December 18, 2017
Pizza is a delivery food that doesn’t taste as good delivered, when it’s room temperature and soggy.
In Mountain View, Calif., a couple of miles down the road from Google, there’s a new pizza shop. Only instead of a dozen blue-collar workers pouring marinara sauce, Zume Pizza has – you guessed it! – robots and algorithms running the show.
Their job is to solve a familiar problem: It’s game night. You order pizza for you and your buddies. It arrives later than you’d hoped, aaaand it’s cold.
“Pizza is not meant to sit in a cardboard box, ever,” Zume co-founder Julia Collins says. “The best pizza you ever had came right out of the oven.”
This is the great paradox: Pizza is a delivery food that doesn’t taste as good delivered, when it’s room temperature and soggy.
Collins and I are standing inside Zume’s solution: a delivery truck which looks standard – like something from FedEx or UPS – only it has 56 mini-ovens. They’re neatly stacked into two racks on wheels.
Here’s how it works. A customer places an order on the app. Inside the Zume factory, a team of mostly robots assemble the 14-inch pies, which get loaded par-baked – or partially baked – each into its own oven.
Whether the truck has five pies or 56, it needs just one human worker — to drive, slice and deliver to your doorstep.
“She doesn’t have to think about when to turn the ovens on, whether to turn the ovens off,” Collins says. “She doesn’t have to think about what route to take or [whom] to go to first. All of that is driven off of our algorithm.”
Four minutes before the truck is scheduled to arrive at a doorstep, the algorithm starts the oven (or ovens) to finish cooking that order. Each pie is then ejected into a special pizza pod, which is not cardboard. It’s a sugarcane fiber, kind of like high-performance Gore-Tex, only for pizza. “We’re hacking every part of the process,” she says.
The driver then parks, cuts the pies with a special blade and delivers it piping hot.
Pizza is a $38 billion industry in the U.S., according to the research firm CHD Expert, and many companies are trying to disrupt it. Another startup is making a delivery box that doubles as a pipe, for weed lovers everywhere. Domino’s Pizza has equipped cars with ovens, to keep pies warm, and now the company is experimenting with a self-driving car (in New Zealand).

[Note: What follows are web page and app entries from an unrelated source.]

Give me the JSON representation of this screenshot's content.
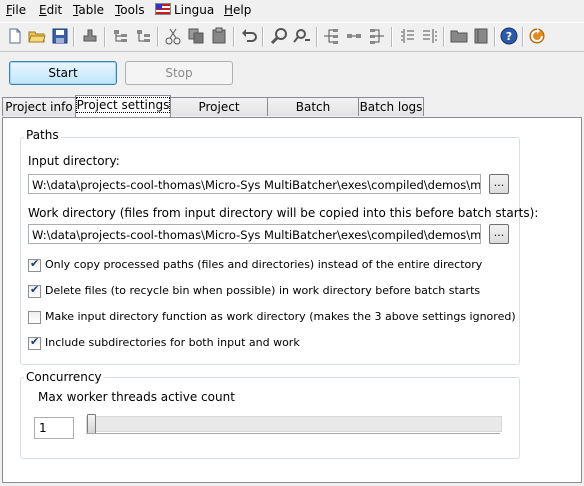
{
  "menu": [
    {
      "label": "File",
      "accel": "F",
      "rest": "ile"
    },
    {
      "label": "Edit",
      "accel": "E",
      "rest": "dit"
    },
    {
      "label": "Table",
      "accel": "T",
      "rest": "able"
    },
    {
      "label": "Tools",
      "accel": "T",
      "rest": "ools"
    },
    {
      "label": "Lingua",
      "accel": "",
      "rest": "Lingua"
    },
    {
      "label": "Help",
      "accel": "H",
      "rest": "elp"
    }
  ],
  "toolbar_icons": [
    "new-file-icon",
    "open-folder-icon",
    "save-icon",
    "stamp-icon",
    "copy-tree-icon",
    "paste-tree-icon",
    "cut-icon",
    "copy-icon",
    "paste-icon",
    "undo-icon",
    "find-icon",
    "find-replace-icon",
    "tree-left-icon",
    "tree-expand-icon",
    "tree-right-icon",
    "outdent-icon",
    "indent-icon",
    "folder-icon",
    "notebook-icon",
    "help-icon",
    "refresh-icon"
  ],
  "buttons": {
    "start": "Start",
    "stop": "Stop"
  },
  "tabs": [
    "Project info",
    "Project settings",
    "Project modules",
    "Batch progress",
    "Batch logs"
  ],
  "active_tab": "Project settings",
  "paths": {
    "group_title": "Paths",
    "input_label": "Input directory:",
    "input_value": "W:\\data\\projects-cool-thomas\\Micro-Sys MultiBatcher\\exes\\compiled\\demos\\most",
    "work_label": "Work directory (files from input directory will be copied into this before batch starts):",
    "work_value": "W:\\data\\projects-cool-thomas\\Micro-Sys MultiBatcher\\exes\\compiled\\demos\\most",
    "browse_label": "...",
    "options": [
      {
        "label": "Only copy processed paths (files and directories) instead of the entire directory",
        "checked": true
      },
      {
        "label": "Delete files (to recycle bin when possible) in work directory before batch starts",
        "checked": true
      },
      {
        "label": "Make input directory function as work directory (makes the 3 above settings ignored)",
        "checked": false
      },
      {
        "label": "Include subdirectories for both input and work",
        "checked": true
      }
    ]
  },
  "concurrency": {
    "group_title": "Concurrency",
    "threads_label": "Max worker threads active count",
    "threads_value": "1",
    "slider_fraction": 0.0
  },
  "colors": {
    "accent": "#3c7fb1",
    "panel_border": "#898c95",
    "group_border": "#d5dfe5"
  }
}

Zume is tackling the supply-demand mismatch. When you call a mom and pop store and they say “we’re backed up — it’ll take an hour,” you hang up and they lose your business. Because Zume is run mostly by robots, it doesn’t have that problem. Off-peak or during crazy, crazy peak times, those bots are there.
“No other pizza operator can actually dynamically adjust their delivery fleet to accommodate that level of demand,” Collins says.
As of this week, Zume is beginning to use its patented trucks to deliver to real customers in Mountain View. County regulators in Santa Clara gave the OK after the startup explained why it didn’t need three sinks and a service window (like other food trucks have).
The money Zume makes and saves through automation, it spends, Collins says, on locally sourced ingredients.
The menu changes seasonally. One pie has poblano peppers and crimini mushrooms. Another is chicken enchilada-style.
Collins goes through a dozen or so options and then she surprises me, by assuming what I want. Correctly.
“Let’s order your sweet corn pizza,” she says.
I point out that I didn’t tell her I wanted that, to which she laughs: “Well, I can’t give myself too much credit. I think your eyes did widen” as she had read off the different menu options to me.
The sweet corn is so sweet, and enhanced by the lime zest. While I don’t love the crust – it’s fine, but not Brooklyn-brick-oven fine – I seem to be inhaling: three slices in five minutes.